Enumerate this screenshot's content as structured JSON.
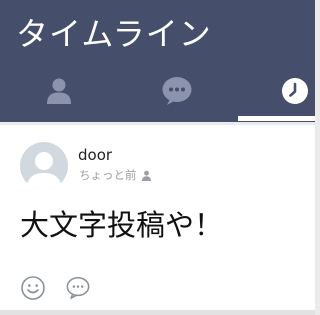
{
  "header": {
    "title": "タイムライン",
    "background": "#454e6b",
    "tabs": [
      {
        "id": "friends",
        "icon": "person-icon",
        "selected": false
      },
      {
        "id": "chats",
        "icon": "chat-bubble-icon",
        "selected": false
      },
      {
        "id": "timeline",
        "icon": "clock-icon",
        "selected": true
      }
    ]
  },
  "post": {
    "author": "door",
    "time": "ちょっと前",
    "visibility_icon": "person-small-icon",
    "body": "大文字投稿や！",
    "actions": [
      {
        "id": "like",
        "icon": "smiley-icon"
      },
      {
        "id": "comment",
        "icon": "comment-bubble-icon"
      }
    ]
  }
}
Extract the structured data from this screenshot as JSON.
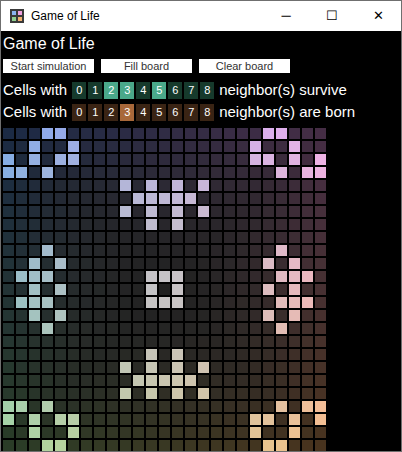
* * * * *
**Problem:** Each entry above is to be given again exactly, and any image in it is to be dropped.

**Response:**
Enumerate this screenshot's content as structured JSON.
{
  "header": {
    "title": "タイムライン",
    "background": "#454e6b",
    "tabs": [
      {
        "id": "friends",
        "icon": "person-icon",
        "selected": false
      },
      {
        "id": "chats",
        "icon": "chat-bubble-icon",
        "selected": false
      },
      {
        "id": "timeline",
        "icon": "clock-icon",
        "selected": true
      }
    ]
  },
  "post": {
    "author": "door",
    "time": "ちょっと前",
    "visibility_icon": "person-small-icon",
    "body": "大文字投稿や！",
    "actions": [
      {
        "id": "like",
        "icon": "smiley-icon"
      },
      {
        "id": "comment",
        "icon": "comment-bubble-icon"
      }
    ]
  }
}
Extract the structured data from this screenshot as JSON.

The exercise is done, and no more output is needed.